Schueller is among several former players and coaches who have been on Wooer’s coaching staffs over the years. Several continue today.
“I could give you lots of other stories about kids I have had,” Wooer said. “There comes this transition where they turn into such amazing men, you catch yourself every once in a while saying, ‘I want to be like him.’
“You get this huge smile on your face because you’re so proud of them, just like a mother or father would,” Wooer continued. “A coach always looks at his players like they’re part of his family.”

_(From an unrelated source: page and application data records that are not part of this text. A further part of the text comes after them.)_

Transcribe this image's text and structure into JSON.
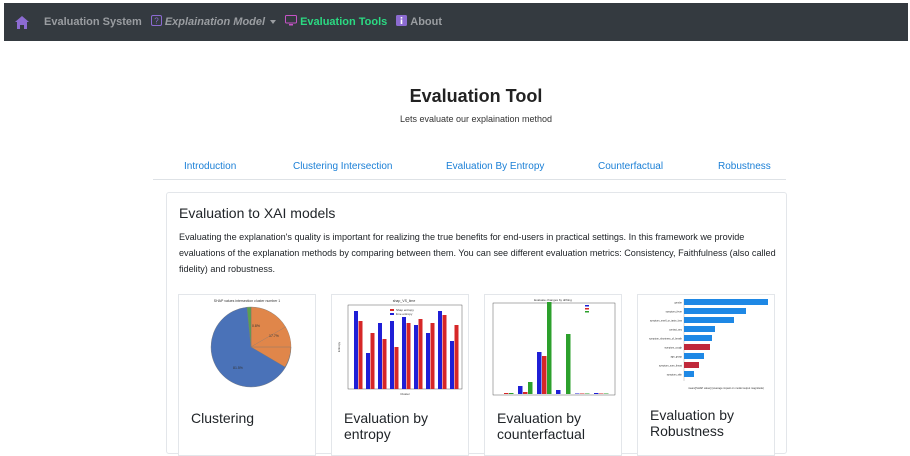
{
  "navbar": {
    "items": [
      {
        "label": "Evaluation System"
      },
      {
        "label": "Explaination Model"
      },
      {
        "label": "Evaluation Tools"
      },
      {
        "label": "About"
      }
    ],
    "active_color": "#2bd982",
    "home_icon": "house-icon",
    "model_icon": "question-square-icon",
    "tools_icon": "monitor-icon",
    "about_icon": "info-square-icon"
  },
  "header": {
    "title": "Evaluation Tool",
    "subtitle": "Lets evaluate our explaination method"
  },
  "tabs": [
    {
      "label": "Introduction"
    },
    {
      "label": "Clustering Intersection"
    },
    {
      "label": "Evaluation By Entropy"
    },
    {
      "label": "Counterfactual"
    },
    {
      "label": "Robustness"
    }
  ],
  "card": {
    "title": "Evaluation to XAI models",
    "text": "Evaluating the explanation's quality is important for realizing the true benefits for end-users in practical settings. In this framework we provide evaluations of the explanation methods by comparing between them. You can see different evaluation metrics: Consistency, Faithfulness (also called fidelity) and robustness."
  },
  "tools": [
    {
      "label": "Clustering",
      "image_title": "SHAP values intersection cluster number 1",
      "slice_labels": [
        "81.5%",
        "17.7%",
        "0.8%"
      ]
    },
    {
      "label": "Evaluation by entropy",
      "image_title": "shap_VS_lime",
      "legend": [
        "Shap entropy",
        "lime entropy"
      ],
      "xlabel": "Cluster",
      "ylabel": "Entropy"
    },
    {
      "label": "Evaluation by counterfactual",
      "image_title": "Evaluate changes by drifting"
    },
    {
      "label": "Evaluation by Robustness",
      "xlabel": "mean(|SHAP value|) (average impact on model output magnitude)",
      "features": [
        "gender",
        "symptom_fever",
        "symptom_smell_or_taste_loss",
        "contact_any",
        "symptom_shortness_of_breath",
        "symptom_cough",
        "age_group",
        "symptom_sore_throat",
        "symptom_skin"
      ]
    }
  ]
}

In addition to Conner, current assistants with long-term relationships with Wooer are Tom Kaleita, Kyle Smith, Ryan Zenner, Dan Goethals, Josh Merchant, Jordan Bradford, Steve Klinge, Connor Schueller, Mike Arlt, Larry Mikowski, Bobby Howell, Rob Whims and Jason Morrow.

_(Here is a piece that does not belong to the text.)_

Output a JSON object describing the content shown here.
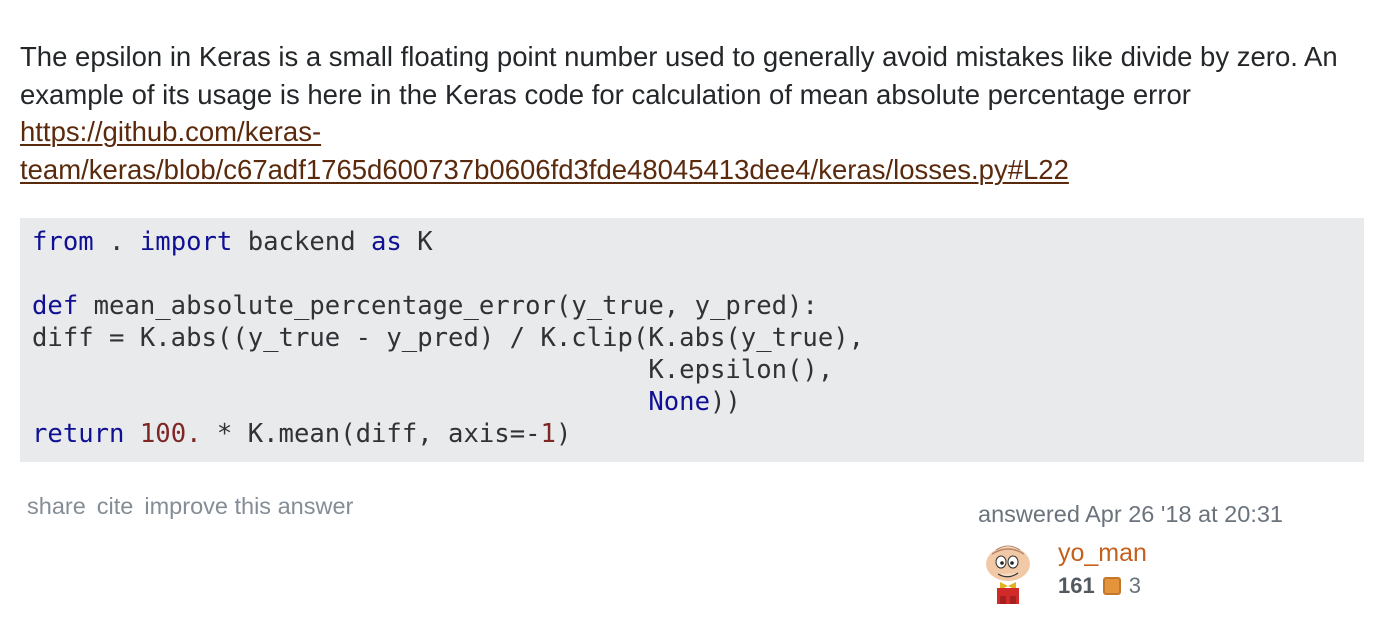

This year’s seniors were Jon Pearson, Eli Graves, Skylar Workman, Gavyn Merchant, Max Goethals, Evan Trafford, Bode Bielas, Grant Kolbusz, James Person, Caleb Bott, Trenton Peacock, Noah Scribner and Gavin Dear. They and the coaching staff will be the center of attention as the community celebrates the football team at 7 p.m. this evening in the high school gymnasium.
The seniors probably won’t need VIP parking tonight. But if it would help, Conner would surely make arrangements to utilize Trina’s Touchdown Club. He’d have to add a shuttle though as Rodes Field is about a mile away from the school.
“It feels amazing — I don’t think it really hit any one yet, but I am sure it will,” Conner said. “After we won, it is truly something – it is something else I can’t explain.
“The seniors finally won it the way they were supposed to,” he continued. “It was a good class of seniors.”
Tom Spencer is a longtime MHSAA-registered basketball and soccer official, and former softball and baseball official, and he also has coached in the northern Lower Peninsula area. He previously has written for the Saginaw News, Bay County Sports Page and Midland Daily News. He can be reached at [email protected] with story ideas for Manistee, Wexford, Missaukee, Roscommon, Ogemaw, Iosco, Alcona, Oscoda, Crawford, Kalkaska, Grand Traverse, Benzie, Leelanau, Antrim, Otsego, Montmorency, Alpena, Presque Isle, Cheboygan, Charlevoix and Emmet counties.
PHOTOS (Top) Kingsley students support their classmates during Saturday’s Division 6 Final at Ford Field. (2) Stags assistant coach Conner Schueller watches from the sideline during an Almont run back. (3) Kingsley coach Tim Wooer, in red, prepares to present the championship trophy to his team including Schueller, far right. (4) Trina’s Touchdown Club welcomes members to the VIP lot adjacent to the Kingsley stadium. (Ford Field photos by Hockey Weekly Action Photos; touchdown club photo courtesy of the Kingsley football program.)